_PROBLEM REQUIREMENTS:_ Copy the entries exactly. Their pictures do not belong in the copy.

_RAW DATA:_

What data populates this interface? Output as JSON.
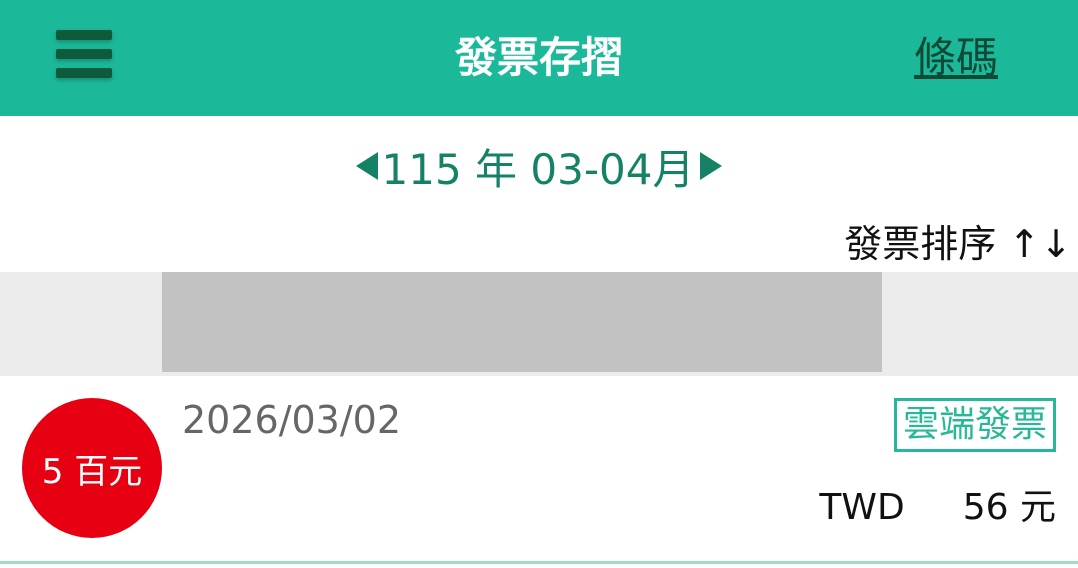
{
  "header": {
    "title": "發票存摺",
    "barcode_label": "條碼"
  },
  "period": {
    "label": "115 年 03-04月"
  },
  "sort": {
    "label": "發票排序 ↑↓"
  },
  "invoices": [
    {
      "badge": "5 百元",
      "date": "2026/03/02",
      "tag": "雲端發票",
      "currency": "TWD",
      "amount": "56 元"
    }
  ],
  "colors": {
    "brand": "#1bb99a",
    "accent_dark": "#158266",
    "badge_red": "#e60012"
  },
  "icons": {
    "menu": "hamburger-icon",
    "prev": "triangle-left-icon",
    "next": "triangle-right-icon"
  }
}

_ANSWER TO THIS EXERCISE:_
What data populates this interface? Output as JSON.
{
  "header": {
    "title": "發票存摺",
    "barcode_label": "條碼"
  },
  "period": {
    "label": "115 年 03-04月"
  },
  "sort": {
    "label": "發票排序 ↑↓"
  },
  "invoices": [
    {
      "badge": "5 百元",
      "date": "2026/03/02",
      "tag": "雲端發票",
      "currency": "TWD",
      "amount": "56 元"
    }
  ],
  "colors": {
    "brand": "#1bb99a",
    "accent_dark": "#158266",
    "badge_red": "#e60012"
  },
  "icons": {
    "menu": "hamburger-icon",
    "prev": "triangle-left-icon",
    "next": "triangle-right-icon"
  }
}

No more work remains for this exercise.